What The Economy Hath Wrought: Hostel Stays
IKEA furniture, an eye-assaulting color scheme, and a bongo drum can mean only one thing: we're in an American hostel. It's Apple Hostel, a member of Hostelling International in Philadelphia's Old City, to be more precise. Unimpressed with the hotel offerings in Philly and determined to keep our entire weekend trip under $100, we revisited this institution of responsibility-free youth and got in touch with our inner vagabond.
Everyone may be familiar with European hostels, those dens of Aussie accents and pub crawls, but American ones done right turn out like Christian youth centers; in fact some of our roommates were in town for anti-gun protests. Overall, this was the quietest and least-partying hostel we've ever stayed at, and we've slept across the rainbow of hostels in our day, from bedbugs in Brooklyn to luxury in Luxembourg.
Simply having a hostel option like Apple in the center of a city with notoriously affordable hotels is something for which to be thankful. The difference in nightly rates between a hostel and hotel averages $130--and that could mean a whole lot of extra cheesesteak. In actuality, our weekend night cost only $35, and the hostel's proximity to all of the historical sites of the Old City combined with the relative small size of Philadelphia's downtown meant we spent very little extra on transportation and entertainment; the savings stayed with us.
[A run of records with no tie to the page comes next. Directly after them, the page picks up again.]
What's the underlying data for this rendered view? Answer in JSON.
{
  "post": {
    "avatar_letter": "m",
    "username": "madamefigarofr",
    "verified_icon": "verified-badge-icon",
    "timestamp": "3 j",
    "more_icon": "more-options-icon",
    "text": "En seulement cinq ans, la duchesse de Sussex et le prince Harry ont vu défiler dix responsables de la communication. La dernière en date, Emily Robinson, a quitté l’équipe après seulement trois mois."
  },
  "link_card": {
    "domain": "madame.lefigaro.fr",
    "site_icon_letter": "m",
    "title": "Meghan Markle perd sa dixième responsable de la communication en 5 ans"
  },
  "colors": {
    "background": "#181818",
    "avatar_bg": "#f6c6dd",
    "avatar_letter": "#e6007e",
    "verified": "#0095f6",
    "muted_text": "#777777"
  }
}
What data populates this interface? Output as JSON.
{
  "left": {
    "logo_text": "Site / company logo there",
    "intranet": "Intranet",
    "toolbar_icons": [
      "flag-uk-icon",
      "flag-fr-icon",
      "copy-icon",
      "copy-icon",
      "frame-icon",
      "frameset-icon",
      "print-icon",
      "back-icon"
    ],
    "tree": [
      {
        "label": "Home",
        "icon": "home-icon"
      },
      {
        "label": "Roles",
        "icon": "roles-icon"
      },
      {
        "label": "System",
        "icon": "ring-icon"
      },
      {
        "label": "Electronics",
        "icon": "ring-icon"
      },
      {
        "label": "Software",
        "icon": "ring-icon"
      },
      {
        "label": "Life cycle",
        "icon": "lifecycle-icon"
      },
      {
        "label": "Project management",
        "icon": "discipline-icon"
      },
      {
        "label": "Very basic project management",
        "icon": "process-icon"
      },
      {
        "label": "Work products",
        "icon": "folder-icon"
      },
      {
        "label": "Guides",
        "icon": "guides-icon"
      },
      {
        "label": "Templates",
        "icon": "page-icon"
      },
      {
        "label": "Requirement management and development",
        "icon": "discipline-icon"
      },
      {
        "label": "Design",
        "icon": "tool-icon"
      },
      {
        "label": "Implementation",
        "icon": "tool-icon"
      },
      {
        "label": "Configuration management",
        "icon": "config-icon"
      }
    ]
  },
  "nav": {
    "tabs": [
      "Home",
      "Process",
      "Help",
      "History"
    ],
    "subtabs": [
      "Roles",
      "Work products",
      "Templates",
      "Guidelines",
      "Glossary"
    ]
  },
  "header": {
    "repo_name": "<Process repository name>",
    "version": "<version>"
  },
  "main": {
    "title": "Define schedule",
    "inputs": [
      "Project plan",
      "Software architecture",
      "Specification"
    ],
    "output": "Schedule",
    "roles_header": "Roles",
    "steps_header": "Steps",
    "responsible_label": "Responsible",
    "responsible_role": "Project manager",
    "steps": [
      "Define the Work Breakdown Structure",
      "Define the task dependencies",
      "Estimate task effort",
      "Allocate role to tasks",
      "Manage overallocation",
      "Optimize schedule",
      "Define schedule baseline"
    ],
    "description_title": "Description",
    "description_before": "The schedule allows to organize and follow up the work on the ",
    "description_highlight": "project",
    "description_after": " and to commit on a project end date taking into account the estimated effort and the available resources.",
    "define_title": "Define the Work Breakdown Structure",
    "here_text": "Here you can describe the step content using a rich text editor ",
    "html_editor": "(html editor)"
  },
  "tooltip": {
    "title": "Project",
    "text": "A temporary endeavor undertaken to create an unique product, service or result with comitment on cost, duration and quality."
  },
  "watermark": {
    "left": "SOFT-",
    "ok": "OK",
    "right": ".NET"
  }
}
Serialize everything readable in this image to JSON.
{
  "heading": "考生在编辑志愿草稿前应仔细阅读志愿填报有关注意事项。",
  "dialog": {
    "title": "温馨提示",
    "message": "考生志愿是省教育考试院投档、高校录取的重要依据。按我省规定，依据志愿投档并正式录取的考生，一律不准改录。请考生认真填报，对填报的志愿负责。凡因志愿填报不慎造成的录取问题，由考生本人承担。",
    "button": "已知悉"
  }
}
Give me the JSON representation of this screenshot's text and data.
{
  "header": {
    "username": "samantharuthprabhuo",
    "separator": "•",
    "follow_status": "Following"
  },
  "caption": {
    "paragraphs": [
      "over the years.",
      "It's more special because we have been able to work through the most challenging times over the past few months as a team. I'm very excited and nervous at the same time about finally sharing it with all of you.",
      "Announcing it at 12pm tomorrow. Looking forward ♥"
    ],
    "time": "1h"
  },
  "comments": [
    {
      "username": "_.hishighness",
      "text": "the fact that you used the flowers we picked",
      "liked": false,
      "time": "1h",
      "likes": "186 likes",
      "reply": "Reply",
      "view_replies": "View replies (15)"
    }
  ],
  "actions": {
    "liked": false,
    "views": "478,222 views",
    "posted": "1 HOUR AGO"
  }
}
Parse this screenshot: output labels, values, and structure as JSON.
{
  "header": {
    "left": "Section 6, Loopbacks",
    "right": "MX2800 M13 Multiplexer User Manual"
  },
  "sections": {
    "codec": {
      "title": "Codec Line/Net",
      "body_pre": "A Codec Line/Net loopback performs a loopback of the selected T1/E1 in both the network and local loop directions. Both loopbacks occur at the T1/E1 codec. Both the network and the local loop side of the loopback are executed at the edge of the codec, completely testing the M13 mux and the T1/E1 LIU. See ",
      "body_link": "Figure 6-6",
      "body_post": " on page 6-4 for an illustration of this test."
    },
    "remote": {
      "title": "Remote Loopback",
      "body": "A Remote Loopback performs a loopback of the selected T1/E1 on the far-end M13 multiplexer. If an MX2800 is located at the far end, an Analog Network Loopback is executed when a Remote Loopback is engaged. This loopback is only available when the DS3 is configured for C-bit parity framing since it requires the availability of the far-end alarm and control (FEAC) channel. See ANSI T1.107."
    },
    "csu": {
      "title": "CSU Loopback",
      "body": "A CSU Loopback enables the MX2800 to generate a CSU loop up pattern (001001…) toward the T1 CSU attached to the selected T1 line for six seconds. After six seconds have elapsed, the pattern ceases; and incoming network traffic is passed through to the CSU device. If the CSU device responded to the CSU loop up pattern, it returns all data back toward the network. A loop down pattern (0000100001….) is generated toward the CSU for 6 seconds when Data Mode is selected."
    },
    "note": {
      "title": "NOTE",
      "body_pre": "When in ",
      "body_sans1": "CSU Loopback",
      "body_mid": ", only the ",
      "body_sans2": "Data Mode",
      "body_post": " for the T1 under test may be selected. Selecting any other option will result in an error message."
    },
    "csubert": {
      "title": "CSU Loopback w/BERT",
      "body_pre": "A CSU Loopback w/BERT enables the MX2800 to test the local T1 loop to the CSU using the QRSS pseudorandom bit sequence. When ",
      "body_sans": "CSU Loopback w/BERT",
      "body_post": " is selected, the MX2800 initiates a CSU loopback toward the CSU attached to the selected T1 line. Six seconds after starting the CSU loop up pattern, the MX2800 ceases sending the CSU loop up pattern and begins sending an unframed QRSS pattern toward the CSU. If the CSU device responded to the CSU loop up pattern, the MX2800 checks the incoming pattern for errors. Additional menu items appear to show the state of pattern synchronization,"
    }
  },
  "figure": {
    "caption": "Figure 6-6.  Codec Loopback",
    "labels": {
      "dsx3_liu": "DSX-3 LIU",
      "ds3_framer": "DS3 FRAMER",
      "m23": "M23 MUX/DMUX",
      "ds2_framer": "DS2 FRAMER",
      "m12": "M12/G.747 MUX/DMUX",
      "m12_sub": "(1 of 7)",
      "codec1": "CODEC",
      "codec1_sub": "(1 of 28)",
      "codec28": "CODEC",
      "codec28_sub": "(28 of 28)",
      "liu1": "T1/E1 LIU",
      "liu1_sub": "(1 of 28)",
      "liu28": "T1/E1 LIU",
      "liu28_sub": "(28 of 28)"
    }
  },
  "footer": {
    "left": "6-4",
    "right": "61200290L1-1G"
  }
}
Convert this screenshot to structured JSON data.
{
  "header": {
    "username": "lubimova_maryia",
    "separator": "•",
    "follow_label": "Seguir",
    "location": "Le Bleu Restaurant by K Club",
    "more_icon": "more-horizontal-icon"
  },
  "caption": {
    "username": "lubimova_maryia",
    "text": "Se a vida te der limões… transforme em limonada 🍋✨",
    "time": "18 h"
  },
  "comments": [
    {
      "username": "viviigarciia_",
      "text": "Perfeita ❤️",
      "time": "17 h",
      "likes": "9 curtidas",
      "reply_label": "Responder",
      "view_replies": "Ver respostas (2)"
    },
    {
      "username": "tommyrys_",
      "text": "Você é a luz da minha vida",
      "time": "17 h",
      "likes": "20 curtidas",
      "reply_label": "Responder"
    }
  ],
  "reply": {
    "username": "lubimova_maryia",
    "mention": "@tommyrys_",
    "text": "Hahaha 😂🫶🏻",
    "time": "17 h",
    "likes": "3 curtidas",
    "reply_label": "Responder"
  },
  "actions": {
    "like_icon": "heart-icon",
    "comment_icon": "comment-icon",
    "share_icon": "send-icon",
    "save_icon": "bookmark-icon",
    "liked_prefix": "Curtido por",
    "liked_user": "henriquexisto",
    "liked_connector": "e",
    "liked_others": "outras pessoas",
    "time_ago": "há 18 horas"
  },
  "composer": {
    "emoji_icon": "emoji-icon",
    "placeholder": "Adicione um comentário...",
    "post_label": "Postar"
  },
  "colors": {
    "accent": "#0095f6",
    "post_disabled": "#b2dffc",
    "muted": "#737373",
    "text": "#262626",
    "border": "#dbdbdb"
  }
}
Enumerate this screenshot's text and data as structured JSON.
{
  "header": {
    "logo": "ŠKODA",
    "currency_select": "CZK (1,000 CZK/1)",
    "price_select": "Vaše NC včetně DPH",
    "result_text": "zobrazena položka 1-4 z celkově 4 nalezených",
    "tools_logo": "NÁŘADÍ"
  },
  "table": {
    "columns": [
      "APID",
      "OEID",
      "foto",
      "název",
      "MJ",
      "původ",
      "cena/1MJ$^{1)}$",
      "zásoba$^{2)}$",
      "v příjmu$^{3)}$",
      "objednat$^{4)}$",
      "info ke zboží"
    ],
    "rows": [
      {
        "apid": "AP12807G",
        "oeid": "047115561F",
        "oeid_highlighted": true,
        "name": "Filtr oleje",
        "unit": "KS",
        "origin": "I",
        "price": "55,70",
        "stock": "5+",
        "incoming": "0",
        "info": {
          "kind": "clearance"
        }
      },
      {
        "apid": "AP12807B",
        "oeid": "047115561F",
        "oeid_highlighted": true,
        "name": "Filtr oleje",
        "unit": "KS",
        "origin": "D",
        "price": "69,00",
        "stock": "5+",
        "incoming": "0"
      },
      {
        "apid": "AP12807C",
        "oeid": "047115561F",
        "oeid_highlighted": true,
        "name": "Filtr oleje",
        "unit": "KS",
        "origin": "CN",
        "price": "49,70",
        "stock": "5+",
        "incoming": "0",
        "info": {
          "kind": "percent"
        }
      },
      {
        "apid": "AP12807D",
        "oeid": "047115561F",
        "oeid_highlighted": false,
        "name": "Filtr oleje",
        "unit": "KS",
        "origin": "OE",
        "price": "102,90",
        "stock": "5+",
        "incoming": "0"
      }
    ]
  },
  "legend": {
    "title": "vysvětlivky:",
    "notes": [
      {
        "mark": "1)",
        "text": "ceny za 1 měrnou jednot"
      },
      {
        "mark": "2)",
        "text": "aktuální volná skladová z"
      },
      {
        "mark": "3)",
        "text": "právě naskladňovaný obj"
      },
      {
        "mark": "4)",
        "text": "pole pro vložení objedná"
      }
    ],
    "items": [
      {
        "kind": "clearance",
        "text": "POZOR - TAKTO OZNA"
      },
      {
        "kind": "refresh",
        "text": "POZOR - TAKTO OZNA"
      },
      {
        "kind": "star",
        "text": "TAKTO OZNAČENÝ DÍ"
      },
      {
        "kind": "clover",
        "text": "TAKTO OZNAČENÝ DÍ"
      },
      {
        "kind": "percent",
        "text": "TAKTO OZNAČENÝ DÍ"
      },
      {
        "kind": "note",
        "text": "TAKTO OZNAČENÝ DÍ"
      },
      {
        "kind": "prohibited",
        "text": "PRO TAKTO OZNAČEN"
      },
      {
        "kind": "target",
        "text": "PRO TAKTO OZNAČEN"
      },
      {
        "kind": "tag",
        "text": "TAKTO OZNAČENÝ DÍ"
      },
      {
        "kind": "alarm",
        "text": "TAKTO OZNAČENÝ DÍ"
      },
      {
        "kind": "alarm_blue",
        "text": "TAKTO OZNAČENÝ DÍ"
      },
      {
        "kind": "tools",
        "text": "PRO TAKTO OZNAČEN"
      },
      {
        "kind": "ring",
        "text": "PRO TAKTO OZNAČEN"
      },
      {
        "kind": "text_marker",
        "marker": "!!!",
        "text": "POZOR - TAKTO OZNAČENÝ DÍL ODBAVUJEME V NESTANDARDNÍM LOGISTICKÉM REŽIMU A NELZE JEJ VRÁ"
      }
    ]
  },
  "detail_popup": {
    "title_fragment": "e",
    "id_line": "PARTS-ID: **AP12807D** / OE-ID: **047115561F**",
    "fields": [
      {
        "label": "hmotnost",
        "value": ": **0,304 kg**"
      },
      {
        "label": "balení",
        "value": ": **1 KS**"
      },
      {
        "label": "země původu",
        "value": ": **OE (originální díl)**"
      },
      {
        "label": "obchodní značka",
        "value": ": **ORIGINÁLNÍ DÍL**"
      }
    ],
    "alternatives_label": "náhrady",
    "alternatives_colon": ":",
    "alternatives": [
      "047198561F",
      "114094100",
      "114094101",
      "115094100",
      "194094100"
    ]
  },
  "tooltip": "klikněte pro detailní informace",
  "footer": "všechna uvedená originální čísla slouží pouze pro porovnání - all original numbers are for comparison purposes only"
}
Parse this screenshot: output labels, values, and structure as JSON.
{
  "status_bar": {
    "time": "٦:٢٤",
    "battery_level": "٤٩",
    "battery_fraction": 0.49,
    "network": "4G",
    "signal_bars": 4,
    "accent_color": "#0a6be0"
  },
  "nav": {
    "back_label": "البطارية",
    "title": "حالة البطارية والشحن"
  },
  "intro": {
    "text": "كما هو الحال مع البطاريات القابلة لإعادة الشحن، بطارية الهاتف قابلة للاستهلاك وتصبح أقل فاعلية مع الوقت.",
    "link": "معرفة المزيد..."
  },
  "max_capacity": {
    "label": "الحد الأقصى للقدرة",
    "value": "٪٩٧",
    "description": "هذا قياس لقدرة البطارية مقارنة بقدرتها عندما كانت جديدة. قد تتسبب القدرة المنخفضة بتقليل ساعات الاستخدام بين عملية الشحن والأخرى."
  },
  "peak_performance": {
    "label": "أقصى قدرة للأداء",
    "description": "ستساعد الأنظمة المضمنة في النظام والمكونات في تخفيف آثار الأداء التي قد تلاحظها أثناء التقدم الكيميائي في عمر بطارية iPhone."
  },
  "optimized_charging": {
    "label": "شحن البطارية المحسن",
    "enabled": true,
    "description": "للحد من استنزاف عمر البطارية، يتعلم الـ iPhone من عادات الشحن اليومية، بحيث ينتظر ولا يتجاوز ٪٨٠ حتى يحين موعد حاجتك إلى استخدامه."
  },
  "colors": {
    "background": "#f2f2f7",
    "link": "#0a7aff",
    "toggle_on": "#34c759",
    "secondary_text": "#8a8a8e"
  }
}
While hostels still aren't for everyone, like business travelers and families, they are perfect for budget-minded travelers who refuse to be coerced by the economy into "staycations." What's more is that we didn't have bed bugs, and that's better than some ritzy hotels can say.